16th Day: Fromista to Calzadilla de la Cueza

As I walked out of the albegue in Fromista, I tasted the remnants of the sweet roll I had eaten 15 minutes earlier on my two week old beard. It’s not a great beard, but I am beginning to become proud of it, patches and all. I hit the streets of Fromista at 8am, about a half hour after daybreak, and started snapping photos. I’m glad I did, because after the 5 kilometer trek to the Hamlet of Poblicion de Campos, it started raining and didn’t stop. I continued on by myself first to Villarmentero then to Villalcazar de Sigria and then to Carrion de las Condes, my last stop before a 17 kilometer flat stretch of Meseta (plateau). Up until Carrion, there were towns every 5 k, which broke up the monotony. However, during the flat 17 k strech to Calzadilla, I was left to my own devices, which was only my brain since my cell phone battery was dead. I know it sounds a little weird, but after the first 8 kilometers, I started singing. I started with Queen’s Bohemian Rhapsody and slowly made my way to Warren G’s regulators. I don’t think I know the lyrics to one complete song, so most of the times I made up lyrics or just switched to another one after singing the chorus. After exhausting my limited supply of song lyrics, I was left with little other recourse but to actually think. For the last two hours of the hike I let my mind drift. Normally when I’m by myself, I check Facebook, turn on the t.v. or read. It...

6th Day: Estella to Los Arcos

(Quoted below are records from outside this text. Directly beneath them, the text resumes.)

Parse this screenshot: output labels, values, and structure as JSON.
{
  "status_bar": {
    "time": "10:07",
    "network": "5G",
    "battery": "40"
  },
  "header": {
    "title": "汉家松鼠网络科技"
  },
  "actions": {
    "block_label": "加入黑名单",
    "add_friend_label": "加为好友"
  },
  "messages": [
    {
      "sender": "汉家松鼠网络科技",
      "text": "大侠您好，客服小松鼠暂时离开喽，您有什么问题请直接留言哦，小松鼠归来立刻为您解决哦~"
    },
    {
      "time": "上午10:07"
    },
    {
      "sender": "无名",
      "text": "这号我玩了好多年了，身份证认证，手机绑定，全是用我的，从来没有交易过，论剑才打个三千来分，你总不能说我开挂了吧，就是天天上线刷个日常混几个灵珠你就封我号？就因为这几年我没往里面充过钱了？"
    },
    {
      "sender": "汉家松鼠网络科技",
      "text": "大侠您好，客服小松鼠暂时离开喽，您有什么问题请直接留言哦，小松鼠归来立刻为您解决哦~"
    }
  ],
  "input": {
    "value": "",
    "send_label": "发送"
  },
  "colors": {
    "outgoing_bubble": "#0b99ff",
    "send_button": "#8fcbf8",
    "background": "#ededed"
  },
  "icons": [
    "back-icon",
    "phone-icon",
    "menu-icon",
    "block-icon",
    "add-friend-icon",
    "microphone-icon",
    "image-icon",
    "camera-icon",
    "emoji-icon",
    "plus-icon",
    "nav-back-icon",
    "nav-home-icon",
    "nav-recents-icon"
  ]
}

I’m getting quite good at breaking into Albergues. After walking 1km I realized I had forgot my dorky, red walking poles inside the communal room of the Municipal Albergue in Estella. I noticed the last two pilgrims leaving as I approached. At most Albegues the door locks automatically behind the last pilgrim. Sure enough, the door didn’t budge and no one answered my knock. I climbed over the fence in the back as I did two days ago in Puente lá Reina, opened the back door, grabed my poles and exited the front door as it locked behind me. I hastily jogged down the roads of Estella to make up the time I had lost going back to get my poles. I met Rachel and Marcus (the English group minus Helen who left for England yesterday) 10 minutes before Bodega Irache. The vineyard provides free wine from a tap and I filled up two 50 cl bottles with free wine. We then made our way to Villamayor de Monjardin and then on to Los Arcos. After getting separated from Rachel and Marcus, I met Daria, from Italy, and Paula, from Brazil. They also are starting a travel blog so we talked shop for three hours on the Camino, until I made my final stop in Los Arcos and they continued on to Torre de Rio. After arriving at Casa de la Abuela in Los Arcos (the municpal refugio is closed until April 1st), I met the most interesting pilgrim of the trip so far. He reminded me of the Dos Equis guy, only with a mustache instead of a...